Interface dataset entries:

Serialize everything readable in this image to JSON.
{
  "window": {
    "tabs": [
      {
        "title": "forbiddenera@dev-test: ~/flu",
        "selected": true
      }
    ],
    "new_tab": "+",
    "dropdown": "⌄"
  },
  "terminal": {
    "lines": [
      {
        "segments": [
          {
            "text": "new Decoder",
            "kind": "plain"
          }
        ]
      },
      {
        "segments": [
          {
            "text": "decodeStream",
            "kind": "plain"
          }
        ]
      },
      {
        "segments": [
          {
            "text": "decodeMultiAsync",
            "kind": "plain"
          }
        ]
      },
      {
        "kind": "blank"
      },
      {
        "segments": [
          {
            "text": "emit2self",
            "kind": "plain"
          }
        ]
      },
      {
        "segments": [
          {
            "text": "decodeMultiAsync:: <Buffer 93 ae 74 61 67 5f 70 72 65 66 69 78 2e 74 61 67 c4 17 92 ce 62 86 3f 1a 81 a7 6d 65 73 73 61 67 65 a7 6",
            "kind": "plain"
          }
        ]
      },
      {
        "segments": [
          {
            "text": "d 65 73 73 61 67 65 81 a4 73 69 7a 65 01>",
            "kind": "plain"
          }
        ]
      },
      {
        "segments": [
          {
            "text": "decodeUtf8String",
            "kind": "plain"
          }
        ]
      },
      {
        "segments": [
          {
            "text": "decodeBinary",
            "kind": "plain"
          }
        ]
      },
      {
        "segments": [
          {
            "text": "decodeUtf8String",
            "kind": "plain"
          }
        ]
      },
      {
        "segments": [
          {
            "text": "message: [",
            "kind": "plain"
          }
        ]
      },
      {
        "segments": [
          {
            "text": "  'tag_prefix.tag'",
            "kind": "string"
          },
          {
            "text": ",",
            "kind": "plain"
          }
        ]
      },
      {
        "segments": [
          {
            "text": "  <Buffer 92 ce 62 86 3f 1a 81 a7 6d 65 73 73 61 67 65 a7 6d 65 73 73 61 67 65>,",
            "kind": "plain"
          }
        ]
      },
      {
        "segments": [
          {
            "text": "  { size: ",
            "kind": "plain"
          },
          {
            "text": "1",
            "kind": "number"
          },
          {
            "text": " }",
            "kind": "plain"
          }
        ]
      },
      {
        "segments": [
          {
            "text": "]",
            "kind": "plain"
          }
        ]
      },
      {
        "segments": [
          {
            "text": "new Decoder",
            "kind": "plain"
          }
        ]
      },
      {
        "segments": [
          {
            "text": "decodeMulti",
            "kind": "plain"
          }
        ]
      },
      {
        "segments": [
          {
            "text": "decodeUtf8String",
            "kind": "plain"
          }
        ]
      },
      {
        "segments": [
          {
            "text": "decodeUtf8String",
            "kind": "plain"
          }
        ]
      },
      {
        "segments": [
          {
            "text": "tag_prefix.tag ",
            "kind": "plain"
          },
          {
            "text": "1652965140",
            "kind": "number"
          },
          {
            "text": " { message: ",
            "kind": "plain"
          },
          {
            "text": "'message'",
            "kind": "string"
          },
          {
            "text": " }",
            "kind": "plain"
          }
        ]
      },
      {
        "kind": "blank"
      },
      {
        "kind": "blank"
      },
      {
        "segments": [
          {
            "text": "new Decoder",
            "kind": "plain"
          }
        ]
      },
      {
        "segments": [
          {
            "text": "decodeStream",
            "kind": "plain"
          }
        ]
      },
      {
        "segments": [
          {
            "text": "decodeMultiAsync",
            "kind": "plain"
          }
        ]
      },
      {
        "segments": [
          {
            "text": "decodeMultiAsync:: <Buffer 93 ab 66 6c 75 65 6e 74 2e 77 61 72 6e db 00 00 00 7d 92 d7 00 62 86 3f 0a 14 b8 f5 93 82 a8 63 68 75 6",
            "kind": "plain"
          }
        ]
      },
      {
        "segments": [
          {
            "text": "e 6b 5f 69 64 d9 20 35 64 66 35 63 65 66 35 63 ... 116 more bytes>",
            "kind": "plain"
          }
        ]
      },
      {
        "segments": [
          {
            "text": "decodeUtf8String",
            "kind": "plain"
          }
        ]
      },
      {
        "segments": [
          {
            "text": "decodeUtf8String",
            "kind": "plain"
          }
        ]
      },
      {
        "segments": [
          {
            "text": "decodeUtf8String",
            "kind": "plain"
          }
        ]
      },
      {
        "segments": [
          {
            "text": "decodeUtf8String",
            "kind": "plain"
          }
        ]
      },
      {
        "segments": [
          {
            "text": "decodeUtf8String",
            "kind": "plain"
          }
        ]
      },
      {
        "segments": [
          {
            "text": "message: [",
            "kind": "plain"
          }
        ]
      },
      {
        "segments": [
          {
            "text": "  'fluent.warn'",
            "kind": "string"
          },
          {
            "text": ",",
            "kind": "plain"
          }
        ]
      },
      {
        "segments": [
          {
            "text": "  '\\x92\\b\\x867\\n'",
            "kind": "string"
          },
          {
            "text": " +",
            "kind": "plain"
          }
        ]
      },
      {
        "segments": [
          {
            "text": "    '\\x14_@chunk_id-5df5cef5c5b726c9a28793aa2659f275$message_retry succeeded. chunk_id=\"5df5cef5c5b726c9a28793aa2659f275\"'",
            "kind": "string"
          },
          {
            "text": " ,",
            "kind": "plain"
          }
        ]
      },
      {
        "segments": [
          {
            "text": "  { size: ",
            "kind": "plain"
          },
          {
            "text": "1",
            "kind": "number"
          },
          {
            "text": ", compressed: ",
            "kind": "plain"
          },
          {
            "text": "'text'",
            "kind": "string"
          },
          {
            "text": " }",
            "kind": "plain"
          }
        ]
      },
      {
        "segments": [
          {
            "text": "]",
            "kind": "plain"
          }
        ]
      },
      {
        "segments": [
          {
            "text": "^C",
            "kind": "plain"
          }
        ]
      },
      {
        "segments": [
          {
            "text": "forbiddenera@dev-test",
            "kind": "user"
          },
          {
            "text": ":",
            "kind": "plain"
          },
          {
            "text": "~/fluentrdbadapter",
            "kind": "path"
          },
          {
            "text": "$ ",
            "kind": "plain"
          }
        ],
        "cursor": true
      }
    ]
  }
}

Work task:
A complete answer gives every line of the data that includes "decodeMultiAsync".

Solution to this problem:
            "text": "decodeMultiAsync",
            "text": "decodeMultiAsync:: <Buffer 93 ae 74 61 67 5f 70 72 65 66 69 78 2e 74 61 67 c4 17 92 ce 62 86 3f 1a 81 a7 6d 65 73 73 61 67 65 a7 6",
            "text": "decodeMultiAsync",
            "text": "decodeMultiAsync:: <Buffer 93 ab 66 6c 75 65 6e 74 2e 77 61 72 6e db 00 00 00 7d 92 d7 00 62 86 3f 0a 14 b8 f5 93 82 a8 63 68 75 6",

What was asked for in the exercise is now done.